He Says He Wants A Revolution
Michael Bennet wants to save democracy - and he's going to start with the Denver Public Schools system.
A normal conversation with the Bennets feels like a brief foray into Who's Who in America. For the Bennet children—Michael, James, and Holly—the broader world was never a far-off place. "Conversation in our household would be on public issues," says James Bennet, Michael's younger brother, currently the editor of The Atlantic. "We talked more about the Panama Canal than sports or the next family vacation."
Not that many aspects of Bennet's childhood weren't completely typical. They were. His mother, Suzanne, was even the kids' school librarian. But the "givens" in Bennet's life were what separated him from most Americans. It was taken for granted that education was important, that one graduated high school and went on to higher education. It was assumed that a man works hard for a living. It was ingrained in him that individuals are connected to history and are in turn responsible for it. And it was assumed that if you are successful, you give back.
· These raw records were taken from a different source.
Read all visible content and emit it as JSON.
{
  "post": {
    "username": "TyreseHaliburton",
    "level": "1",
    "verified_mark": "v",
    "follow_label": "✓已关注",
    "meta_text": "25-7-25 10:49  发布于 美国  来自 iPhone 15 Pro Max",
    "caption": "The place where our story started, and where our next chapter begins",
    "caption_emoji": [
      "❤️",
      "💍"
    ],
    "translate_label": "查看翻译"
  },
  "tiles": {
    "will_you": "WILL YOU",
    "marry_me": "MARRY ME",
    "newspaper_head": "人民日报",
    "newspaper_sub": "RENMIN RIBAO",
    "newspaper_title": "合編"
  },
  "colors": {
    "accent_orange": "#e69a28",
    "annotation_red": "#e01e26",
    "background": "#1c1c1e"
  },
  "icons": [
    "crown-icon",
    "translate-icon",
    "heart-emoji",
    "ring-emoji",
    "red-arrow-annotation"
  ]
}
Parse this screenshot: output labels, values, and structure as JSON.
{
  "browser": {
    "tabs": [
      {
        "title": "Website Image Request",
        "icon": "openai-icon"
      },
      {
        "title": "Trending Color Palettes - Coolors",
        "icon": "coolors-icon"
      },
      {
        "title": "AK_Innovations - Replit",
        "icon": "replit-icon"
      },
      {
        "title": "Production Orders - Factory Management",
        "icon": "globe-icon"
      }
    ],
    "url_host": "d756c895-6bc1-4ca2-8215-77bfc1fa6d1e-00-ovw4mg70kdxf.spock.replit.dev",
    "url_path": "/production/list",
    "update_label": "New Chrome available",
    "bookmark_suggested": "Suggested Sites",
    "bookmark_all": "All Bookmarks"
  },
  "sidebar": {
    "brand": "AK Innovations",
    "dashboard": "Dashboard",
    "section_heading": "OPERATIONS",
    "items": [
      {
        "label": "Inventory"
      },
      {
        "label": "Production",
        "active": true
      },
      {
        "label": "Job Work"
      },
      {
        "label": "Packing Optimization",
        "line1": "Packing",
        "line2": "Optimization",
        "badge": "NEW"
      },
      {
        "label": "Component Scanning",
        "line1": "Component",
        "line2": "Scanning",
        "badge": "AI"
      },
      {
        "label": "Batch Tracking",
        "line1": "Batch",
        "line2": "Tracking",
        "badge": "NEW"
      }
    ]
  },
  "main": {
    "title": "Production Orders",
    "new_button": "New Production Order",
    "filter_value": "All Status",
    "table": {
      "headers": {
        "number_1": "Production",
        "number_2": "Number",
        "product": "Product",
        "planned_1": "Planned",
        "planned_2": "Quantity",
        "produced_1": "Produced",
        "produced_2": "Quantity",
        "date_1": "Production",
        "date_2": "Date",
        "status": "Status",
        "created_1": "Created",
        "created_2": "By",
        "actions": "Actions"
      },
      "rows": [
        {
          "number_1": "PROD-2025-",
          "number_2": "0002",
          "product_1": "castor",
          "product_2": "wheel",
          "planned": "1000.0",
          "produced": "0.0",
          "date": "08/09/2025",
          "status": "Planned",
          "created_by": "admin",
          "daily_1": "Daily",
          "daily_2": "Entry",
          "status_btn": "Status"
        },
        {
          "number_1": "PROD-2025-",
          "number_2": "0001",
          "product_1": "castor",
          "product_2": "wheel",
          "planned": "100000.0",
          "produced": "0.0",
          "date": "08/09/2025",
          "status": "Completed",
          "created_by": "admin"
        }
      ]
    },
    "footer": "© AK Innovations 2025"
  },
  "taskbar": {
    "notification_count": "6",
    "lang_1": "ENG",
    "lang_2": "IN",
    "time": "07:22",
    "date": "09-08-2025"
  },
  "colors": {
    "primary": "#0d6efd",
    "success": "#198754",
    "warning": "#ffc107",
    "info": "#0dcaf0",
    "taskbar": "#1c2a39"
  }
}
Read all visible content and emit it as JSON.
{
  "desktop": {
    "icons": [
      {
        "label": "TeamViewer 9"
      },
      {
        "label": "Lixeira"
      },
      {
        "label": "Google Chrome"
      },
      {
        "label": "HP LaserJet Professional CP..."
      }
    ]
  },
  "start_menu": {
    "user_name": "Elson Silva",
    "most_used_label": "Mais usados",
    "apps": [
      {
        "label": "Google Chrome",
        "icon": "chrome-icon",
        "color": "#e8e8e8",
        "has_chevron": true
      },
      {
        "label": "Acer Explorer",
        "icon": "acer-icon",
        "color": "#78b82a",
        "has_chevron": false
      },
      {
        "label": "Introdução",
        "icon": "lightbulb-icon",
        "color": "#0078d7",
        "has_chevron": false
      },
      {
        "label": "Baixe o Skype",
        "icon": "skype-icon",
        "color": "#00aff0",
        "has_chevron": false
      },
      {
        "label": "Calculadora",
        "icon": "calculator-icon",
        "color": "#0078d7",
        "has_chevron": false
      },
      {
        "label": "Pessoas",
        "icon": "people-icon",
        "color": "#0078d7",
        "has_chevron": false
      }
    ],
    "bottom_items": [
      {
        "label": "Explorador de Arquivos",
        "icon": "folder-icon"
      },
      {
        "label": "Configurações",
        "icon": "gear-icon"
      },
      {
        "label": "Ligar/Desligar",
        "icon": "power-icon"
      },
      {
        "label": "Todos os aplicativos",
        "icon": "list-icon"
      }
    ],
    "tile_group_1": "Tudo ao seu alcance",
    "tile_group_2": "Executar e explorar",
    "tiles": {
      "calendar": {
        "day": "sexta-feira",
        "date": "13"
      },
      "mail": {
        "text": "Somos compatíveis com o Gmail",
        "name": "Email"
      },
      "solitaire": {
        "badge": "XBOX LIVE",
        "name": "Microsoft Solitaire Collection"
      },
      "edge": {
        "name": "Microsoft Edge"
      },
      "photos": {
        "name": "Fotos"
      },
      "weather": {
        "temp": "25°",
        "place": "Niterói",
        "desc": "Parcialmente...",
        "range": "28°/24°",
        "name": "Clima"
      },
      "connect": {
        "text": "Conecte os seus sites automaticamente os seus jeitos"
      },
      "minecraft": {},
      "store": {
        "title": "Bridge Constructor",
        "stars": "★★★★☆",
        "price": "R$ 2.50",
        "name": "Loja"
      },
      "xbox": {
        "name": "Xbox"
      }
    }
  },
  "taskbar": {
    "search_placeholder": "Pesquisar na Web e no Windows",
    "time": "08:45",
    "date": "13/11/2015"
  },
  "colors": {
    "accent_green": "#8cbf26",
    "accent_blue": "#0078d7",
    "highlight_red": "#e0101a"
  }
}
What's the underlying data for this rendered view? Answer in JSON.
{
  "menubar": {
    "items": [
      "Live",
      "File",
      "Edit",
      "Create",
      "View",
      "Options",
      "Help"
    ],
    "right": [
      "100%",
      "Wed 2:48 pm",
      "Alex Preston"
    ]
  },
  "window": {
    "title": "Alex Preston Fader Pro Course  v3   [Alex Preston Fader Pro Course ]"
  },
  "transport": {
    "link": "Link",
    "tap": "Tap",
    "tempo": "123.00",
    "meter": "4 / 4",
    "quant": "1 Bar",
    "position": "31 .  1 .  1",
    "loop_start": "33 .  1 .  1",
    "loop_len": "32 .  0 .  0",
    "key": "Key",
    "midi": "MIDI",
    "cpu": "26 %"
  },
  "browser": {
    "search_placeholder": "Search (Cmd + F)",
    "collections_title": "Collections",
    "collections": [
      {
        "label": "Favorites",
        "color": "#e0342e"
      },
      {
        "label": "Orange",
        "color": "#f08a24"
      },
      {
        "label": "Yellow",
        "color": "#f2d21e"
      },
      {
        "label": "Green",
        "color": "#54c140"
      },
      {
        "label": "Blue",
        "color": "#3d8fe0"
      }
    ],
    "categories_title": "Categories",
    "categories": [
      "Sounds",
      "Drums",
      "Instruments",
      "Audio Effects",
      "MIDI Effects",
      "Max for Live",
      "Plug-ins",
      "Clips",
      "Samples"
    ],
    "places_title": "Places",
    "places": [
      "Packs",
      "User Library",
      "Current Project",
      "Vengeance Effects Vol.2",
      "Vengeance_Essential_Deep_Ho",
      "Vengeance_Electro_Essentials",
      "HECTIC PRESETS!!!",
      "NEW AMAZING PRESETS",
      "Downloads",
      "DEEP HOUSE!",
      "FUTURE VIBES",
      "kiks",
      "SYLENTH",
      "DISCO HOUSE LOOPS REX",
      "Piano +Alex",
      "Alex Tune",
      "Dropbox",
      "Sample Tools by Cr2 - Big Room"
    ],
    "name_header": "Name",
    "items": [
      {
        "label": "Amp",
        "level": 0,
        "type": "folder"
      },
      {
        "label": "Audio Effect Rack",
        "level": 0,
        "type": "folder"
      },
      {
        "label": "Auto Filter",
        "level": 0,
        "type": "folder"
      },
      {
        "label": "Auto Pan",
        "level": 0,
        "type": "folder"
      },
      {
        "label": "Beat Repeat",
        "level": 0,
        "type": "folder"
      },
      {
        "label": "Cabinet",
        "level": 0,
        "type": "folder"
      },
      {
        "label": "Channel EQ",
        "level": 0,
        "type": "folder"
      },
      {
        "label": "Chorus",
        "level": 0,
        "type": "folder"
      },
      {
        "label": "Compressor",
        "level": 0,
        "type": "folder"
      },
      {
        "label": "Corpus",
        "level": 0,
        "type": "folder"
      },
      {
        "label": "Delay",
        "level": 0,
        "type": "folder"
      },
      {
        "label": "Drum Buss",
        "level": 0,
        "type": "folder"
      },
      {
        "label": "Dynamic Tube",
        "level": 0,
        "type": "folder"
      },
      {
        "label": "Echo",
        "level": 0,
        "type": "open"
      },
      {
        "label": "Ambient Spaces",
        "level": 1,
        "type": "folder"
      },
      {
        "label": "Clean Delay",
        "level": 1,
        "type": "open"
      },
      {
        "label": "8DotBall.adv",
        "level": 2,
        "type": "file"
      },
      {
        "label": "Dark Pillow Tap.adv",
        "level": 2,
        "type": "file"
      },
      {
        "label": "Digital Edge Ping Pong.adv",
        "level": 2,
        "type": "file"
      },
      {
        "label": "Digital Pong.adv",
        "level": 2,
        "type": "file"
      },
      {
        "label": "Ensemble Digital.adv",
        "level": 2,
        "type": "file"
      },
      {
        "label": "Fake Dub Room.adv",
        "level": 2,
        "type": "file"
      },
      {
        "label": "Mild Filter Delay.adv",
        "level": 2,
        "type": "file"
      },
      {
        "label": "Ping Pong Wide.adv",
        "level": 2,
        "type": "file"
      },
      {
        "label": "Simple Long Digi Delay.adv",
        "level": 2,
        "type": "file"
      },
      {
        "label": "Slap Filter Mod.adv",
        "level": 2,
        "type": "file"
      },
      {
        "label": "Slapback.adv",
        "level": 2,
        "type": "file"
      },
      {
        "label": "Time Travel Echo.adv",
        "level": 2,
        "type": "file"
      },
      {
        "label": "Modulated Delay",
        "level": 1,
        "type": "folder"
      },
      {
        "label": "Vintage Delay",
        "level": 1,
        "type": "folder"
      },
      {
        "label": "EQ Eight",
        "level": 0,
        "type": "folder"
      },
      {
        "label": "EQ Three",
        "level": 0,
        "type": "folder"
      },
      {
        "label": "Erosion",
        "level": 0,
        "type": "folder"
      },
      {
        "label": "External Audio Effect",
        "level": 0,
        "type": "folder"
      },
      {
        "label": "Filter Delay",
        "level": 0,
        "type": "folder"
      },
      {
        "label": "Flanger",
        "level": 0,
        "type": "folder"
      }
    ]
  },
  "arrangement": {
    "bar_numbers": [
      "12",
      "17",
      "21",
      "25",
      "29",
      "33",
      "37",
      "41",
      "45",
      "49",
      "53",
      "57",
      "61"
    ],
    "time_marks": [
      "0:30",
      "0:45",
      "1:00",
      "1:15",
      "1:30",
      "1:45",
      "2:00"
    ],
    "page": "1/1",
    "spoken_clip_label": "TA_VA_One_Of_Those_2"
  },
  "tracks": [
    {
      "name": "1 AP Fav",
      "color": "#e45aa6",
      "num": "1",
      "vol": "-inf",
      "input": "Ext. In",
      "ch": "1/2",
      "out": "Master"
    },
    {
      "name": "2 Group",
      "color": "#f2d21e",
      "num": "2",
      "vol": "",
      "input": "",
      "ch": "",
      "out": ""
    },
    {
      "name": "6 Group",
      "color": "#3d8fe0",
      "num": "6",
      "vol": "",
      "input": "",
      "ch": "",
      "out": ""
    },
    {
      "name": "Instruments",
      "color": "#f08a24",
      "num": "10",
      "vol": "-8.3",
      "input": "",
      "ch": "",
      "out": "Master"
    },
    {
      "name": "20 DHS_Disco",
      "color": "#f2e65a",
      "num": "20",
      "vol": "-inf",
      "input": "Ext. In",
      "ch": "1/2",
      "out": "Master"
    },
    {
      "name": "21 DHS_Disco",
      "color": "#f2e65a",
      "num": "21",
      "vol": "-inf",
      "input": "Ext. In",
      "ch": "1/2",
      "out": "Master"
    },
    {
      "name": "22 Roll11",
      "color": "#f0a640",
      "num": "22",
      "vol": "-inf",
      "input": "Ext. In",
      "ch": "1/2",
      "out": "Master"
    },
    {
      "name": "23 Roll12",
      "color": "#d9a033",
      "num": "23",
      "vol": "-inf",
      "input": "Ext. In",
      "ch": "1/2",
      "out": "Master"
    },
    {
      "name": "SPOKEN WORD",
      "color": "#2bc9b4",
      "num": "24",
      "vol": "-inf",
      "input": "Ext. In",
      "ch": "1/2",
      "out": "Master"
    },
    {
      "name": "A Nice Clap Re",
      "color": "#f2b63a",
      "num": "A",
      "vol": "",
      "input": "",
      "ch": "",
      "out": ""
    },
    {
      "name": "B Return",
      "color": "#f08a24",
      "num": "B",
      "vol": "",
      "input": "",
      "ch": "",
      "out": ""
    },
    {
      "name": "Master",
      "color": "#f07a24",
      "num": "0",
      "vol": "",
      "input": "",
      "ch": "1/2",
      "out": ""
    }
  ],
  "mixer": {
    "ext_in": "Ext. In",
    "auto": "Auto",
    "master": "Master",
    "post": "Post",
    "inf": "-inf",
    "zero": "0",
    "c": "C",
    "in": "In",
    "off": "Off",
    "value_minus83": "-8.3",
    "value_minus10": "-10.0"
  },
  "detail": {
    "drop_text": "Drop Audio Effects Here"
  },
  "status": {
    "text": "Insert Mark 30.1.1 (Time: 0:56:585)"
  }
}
Bennet's choice to go into the private sector with Anschutz was a departure from his father's guiding-light career. But Bennet liked the job—it was fast-paced, exciting, and he was gaining shrewd business skills. Not to mention that the experience at Anschutz, which lasted more than six years, made Bennet a rich man at 38. But the job had little intrinsic value to him. "Michael is a compulsive worker," says his brother James, "but it's gotta be for something a lot more meaningful than money."
When the opportunity arose to work in a job where he could make a contribution to the common good, Bennet proved his brother right. Leaving millions of dollars in stock on the table at Anschutz, Bennet quit his job to become Mayor John Hickenlooper's chief of staff. It was an easy decision. The money Bennet had earned at Anschutz meant he could buy a nice house, easily send his daughters to college, and work how and where he wanted for the rest of his life. "What I concluded was you don't know when these opportunities will arise," says Bennet. "If you miss them when they come they might not be there later."
For two years Bennet addressed Denver's $70 million budget crisis, helped negotiate the fallout from a rash of police shootings, and dealt with the DIA gate wars between Frontier and United airlines. "Michael is very even-tempered; no matter how chaotic, he's always in control," says Hickenlooper. "He also has good judgment in that he can anticipate, three or four years down the road, the consequences of doing something now. And most important, he's able to correct something that people are doing without criticizing them—they realize there's a better way to do something without feeling diminished."
The chief of staff job was a good fit for Bennet—it appealed to his sense of civic duty and was challenging enough to keep his mind engaged. The substance of the job was ever-changing and wide-ranging, the mayor and his staff worked hard and believed in what they were doing, and goals were being met. "If you go back to what the mayor said he was going to do if he was elected and to what we did over that two-year period, there was an awful lot of consistency there," says Bennet. "Which I think is important—that part of the mission is to restore people's faith in their public institutions."
But other Denver public institutions weren't so successful. The ailing public school system was floundering, and when DPS Superintendent Jerry Wartgow announced he would be stepping down, a new public-service option opened up for Bennet. This opportunity was different, however. It would test Bennet unlike his two previous jobs. A highly educated, highly privileged white male without any educational background was going to educate teachers, empower principals, and save a generation of inner-city students. It was either going to be a daring rescue or career suicide.
To anyone who didn't know Michael Bennet, accepting the job of superintendent seemed like a lose-lose situation, if not outright insanity. After all, the public education system is universally thought to be intractable. Jerry Wartgow, Bennet's predecessor, likens the education system to the human immune system: "When anything new comes in, everything runs to kill it."
Hickenlooper, however, scoffs at any naysayers. "I think people who say it's a lose-lose situation are delirious," he says. "Michael is so talented—it's not whether he'll succeed but the level of success. And that success will always open windows."
In fact, according to Hickenlooper, he suggested that Bennet, with his private- and public-sector experience, would make a fine superintendent. Bennet says he received the suggestion from more than one person, but that his initial response to everyone was an emphatic "no." "My first reaction was I've only been with the city for two years and we've got a lot to do," says Bennet. "And when you look at the landscape of urban school reform over the last few years in this country, there's not an awful lot to give you confidence—that even if you knew what you were doing, which I didn't, that you'd succeed."